There’s a lot I want to say about this gig but at the same time I don’t think I can do the experience justice. What can I say about the craziest and most insane gig I’ve ever experienced that could even come close to capturing the frenzy and euphoria of the atmosphere everyone at the Metro was caught up in on this night?! If this doesn’t belong in the[AU]review’s Hall-of-Fame then I will resign from my completely unpaid voluntary position this INSTANCE!
[Ed: Duly noted!]
Running through the support acts, Ember pulled out a really great set to start of the night for most. He’s been a festival mainstay for a few years now, playing Parklife, Global Gathering, usually during a daytime slot. He is much more suited to a night-time atmosphere and hopefully he gets more opportunities to play in situations like this gig. Playing a mixture of electro, dance, hip hop, rap and even some rock he gave everyone something to enjoy but was able to seamlessly blend the songs into a coherent set. Highlights for me included the Justice mixes he dropped into the set (I think I remember hearing both Genesis & Waters of Nazareth), Simon Says (Get the Fuck Up) which got everyone on their feet and in the air, and DMX’s Party Up definitely made everyone lose their shit (up in here, up in here).
Next up came one of Aoki’s protégé’s DJ Bam Bam. Admittedly I knew very little of him and wasn’t able to really get into his set. It seemed to mainly consist of harder house music with very little vocals (if any) and I lost interest to wander into the smaller room to sample some of the flavours there. Props to some of the stuff they were playing out there including (as always) my favourite sons Bloc Party’s Banquet. However, the atmosphere was lacking too much so we settled back into the main room to await the main event.
Now let’s get down to business, tonight was all about DJ impresario Steve Aoki, son of a legendary Japanese wrestler and later famous American restaurateur (seriously), brother of film star and international supermodel, founder of the super trendy Dim Mak Records and, most importantly, purveyor of pulsating parties (maybe I’m getting carried away but I think the adrenaline is still pumping). Rolling onto the decks at around 1am he started off somewhat incongruously with a few bars of “why do birds suddenly appear” but this only served to heighten the transition into his first proper song, the one that is largely responsible for his fame with the masses, Warp 1.9 with the Bloody Beetroots. As the beat dropped in after the famous refrain “1, 2, woop woop” the entire Metro heaved as one. As the song broke down, Kid Millionaire (as he’s sometimes known) launched into his obligatory screams and the crowd’s voices rose as one. Never before have I heard such a primal vocal expression from the crowd and to be part of it was at once both deafening and exhilarating.

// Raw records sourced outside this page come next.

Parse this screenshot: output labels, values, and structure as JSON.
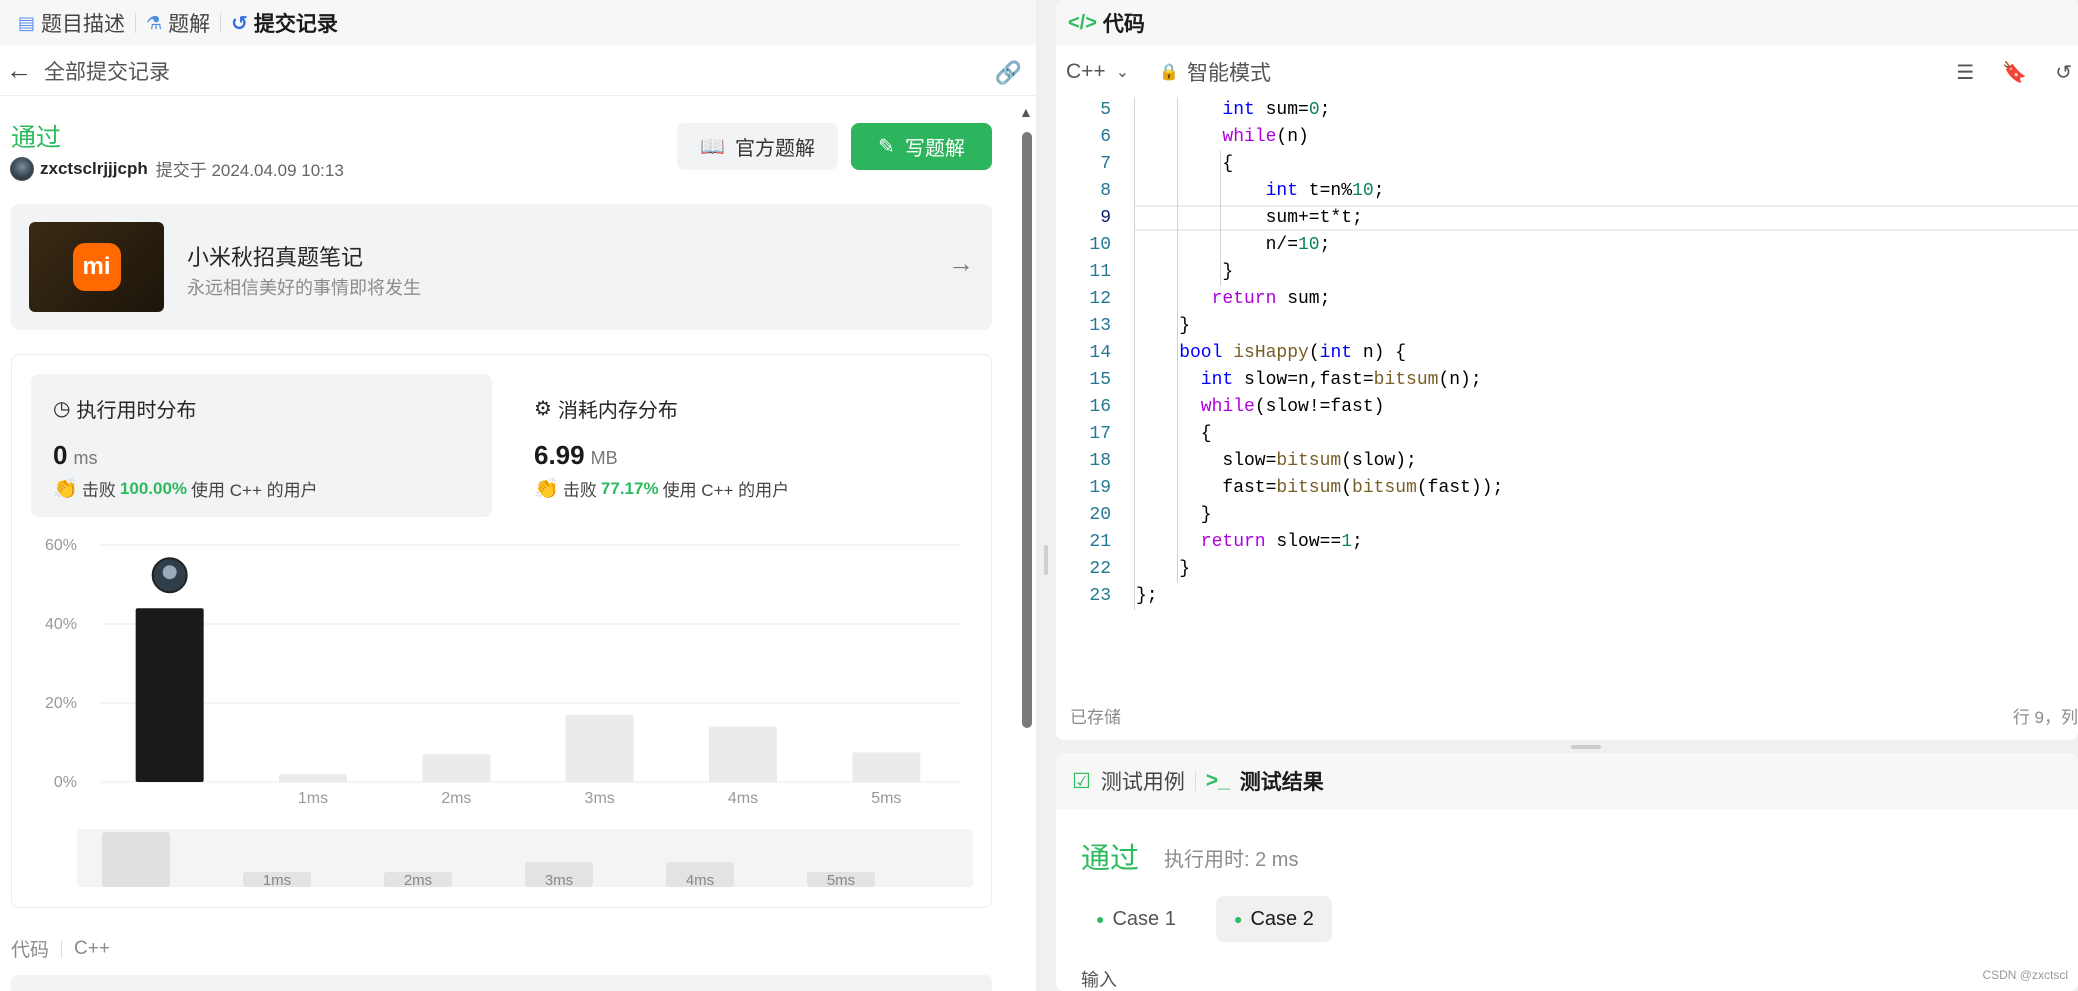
{
  "left": {
    "tabs": [
      {
        "label": "题目描述",
        "icon": "document-icon"
      },
      {
        "label": "题解",
        "icon": "flask-icon"
      },
      {
        "label": "提交记录",
        "icon": "history-icon"
      }
    ],
    "back_label": "全部提交记录",
    "status": "通过",
    "username": "zxctsclrjjjcph",
    "submitted_at": "提交于 2024.04.09 10:13",
    "official_solution_label": "官方题解",
    "write_solution_label": "写题解",
    "banner": {
      "logo": "mi",
      "title": "小米秋招真题笔记",
      "subtitle": "永远相信美好的事情即将发生"
    },
    "runtime": {
      "title": "执行用时分布",
      "value": "0",
      "unit": "ms",
      "beat_prefix": "击败",
      "beat_pct": "100.00%",
      "beat_suffix": "使用 C++ 的用户"
    },
    "memory": {
      "title": "消耗内存分布",
      "value": "6.99",
      "unit": "MB",
      "beat_prefix": "击败",
      "beat_pct": "77.17%",
      "beat_suffix": "使用 C++ 的用户"
    },
    "code_label": "代码",
    "code_lang": "C++"
  },
  "chart_data": {
    "type": "bar",
    "categories": [
      "0ms",
      "1ms",
      "2ms",
      "3ms",
      "4ms",
      "5ms"
    ],
    "category_tick_labels": [
      "",
      "1ms",
      "2ms",
      "3ms",
      "4ms",
      "5ms"
    ],
    "values": [
      44,
      2,
      7,
      17,
      14,
      7.5
    ],
    "highlighted_category": "0ms",
    "ylim": [
      0,
      60
    ],
    "yticks": [
      "0%",
      "20%",
      "40%",
      "60%"
    ],
    "ytick_values": [
      0,
      20,
      40,
      60
    ],
    "grid": true,
    "highlight_color": "#1a1a1a",
    "bar_color": "#ebebeb",
    "overview_values": [
      11,
      3,
      3,
      5,
      5,
      3
    ],
    "overview_ticks": [
      "1ms",
      "2ms",
      "3ms",
      "4ms",
      "5ms"
    ]
  },
  "right": {
    "title": "代码",
    "lang": "C++",
    "mode": "智能模式",
    "code_lines": [
      {
        "n": "5",
        "html": "<span class='kw'>int</span> sum=<span class='num'>0</span>;",
        "indent": 8
      },
      {
        "n": "6",
        "html": "<span class='ctl'>while</span>(n)",
        "indent": 8
      },
      {
        "n": "7",
        "html": "{",
        "indent": 8
      },
      {
        "n": "8",
        "html": "<span class='kw'>int</span> t=n%<span class='num'>10</span>;",
        "indent": 12
      },
      {
        "n": "9",
        "html": "sum+=t*t;",
        "indent": 12
      },
      {
        "n": "10",
        "html": "n/=<span class='num'>10</span>;",
        "indent": 12
      },
      {
        "n": "11",
        "html": "}",
        "indent": 8
      },
      {
        "n": "12",
        "html": "<span class='ctl'>return</span> sum;",
        "indent": 7
      },
      {
        "n": "13",
        "html": "}",
        "indent": 4
      },
      {
        "n": "14",
        "html": "<span class='kw'>bool</span> <span class='fn'>isHappy</span>(<span class='kw'>int</span> n) {",
        "indent": 4
      },
      {
        "n": "15",
        "html": "<span class='kw'>int</span> slow=n,fast=<span class='fn'>bitsum</span>(n);",
        "indent": 6
      },
      {
        "n": "16",
        "html": "<span class='ctl'>while</span>(slow!=fast)",
        "indent": 6
      },
      {
        "n": "17",
        "html": "{",
        "indent": 6
      },
      {
        "n": "18",
        "html": "slow=<span class='fn'>bitsum</span>(slow);",
        "indent": 8
      },
      {
        "n": "19",
        "html": "fast=<span class='fn'>bitsum</span>(<span class='fn'>bitsum</span>(fast));",
        "indent": 8
      },
      {
        "n": "20",
        "html": "}",
        "indent": 6
      },
      {
        "n": "21",
        "html": "<span class='ctl'>return</span> slow==<span class='num'>1</span>;",
        "indent": 6
      },
      {
        "n": "22",
        "html": "}",
        "indent": 4
      },
      {
        "n": "23",
        "html": "};",
        "indent": 0
      }
    ],
    "current_line": "9",
    "saved_label": "已存储",
    "cursor_pos": "行 9，列",
    "test_tabs": [
      {
        "label": "测试用例",
        "icon": "checkbox-icon"
      },
      {
        "label": "测试结果",
        "icon": "terminal-icon"
      }
    ],
    "result_status": "通过",
    "exec_time": "执行用时: 2 ms",
    "cases": [
      "Case 1",
      "Case 2"
    ],
    "selected_case": 1,
    "input_label": "输入"
  },
  "watermark": "CSDN @zxctscl"
}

As the set rolled on, the tempo kept shifting upward and upward in proportion with the temperature, which almost seemed unbearable at times but served the purpose of making everyone just let loose and no longer give a shit about looking good as they got down and dirty. The set featured no less than 3 stage jumps from Steve (one from on top of the decks which ended with him crushing the crowd), a bottle of Belvedere vodka poured on the front row, 3 bottles of Moet sprayed everywhere (although this is well behind his record of 8 he set in Singapore) and most importantly one thumping song after another.
The tunes he spun included plenty of his mate’s the Bloody Beetroots, including Cornelius, Warp 7.7, and another rendition of Warp 1.9 as the final song (well, excluding the encore of his new remix of Kid Cudi, MGMT & Ratatat’s ‘Pursuit of Happiness’). Other great songs included his mix of N.A.S.A / Gifted, hints of Justice here and there, Invaders Must Die by the Prodigy and a ripping mix of One More Time. But the highlight for me was Sandstorm by Darude near the end of the set. By this time Aoki was topless and covered in Sweat (like every crowd member) but still in great form as the lights dimmed and he teased us by pulling down the sound and beat as low as they could go before launching into the final section of the song at full speed and volume.
As the set closed out, I think everyone was exhausted, deafened but knowing they’d witnessed something with their friends which transcended the mere music. Whilst it might not have been everyone’s cup of tea, it’s hard for me not to attribute some poignant, almost spiritual, meaning to the feelings you have when you share a night like this with some of your best friends.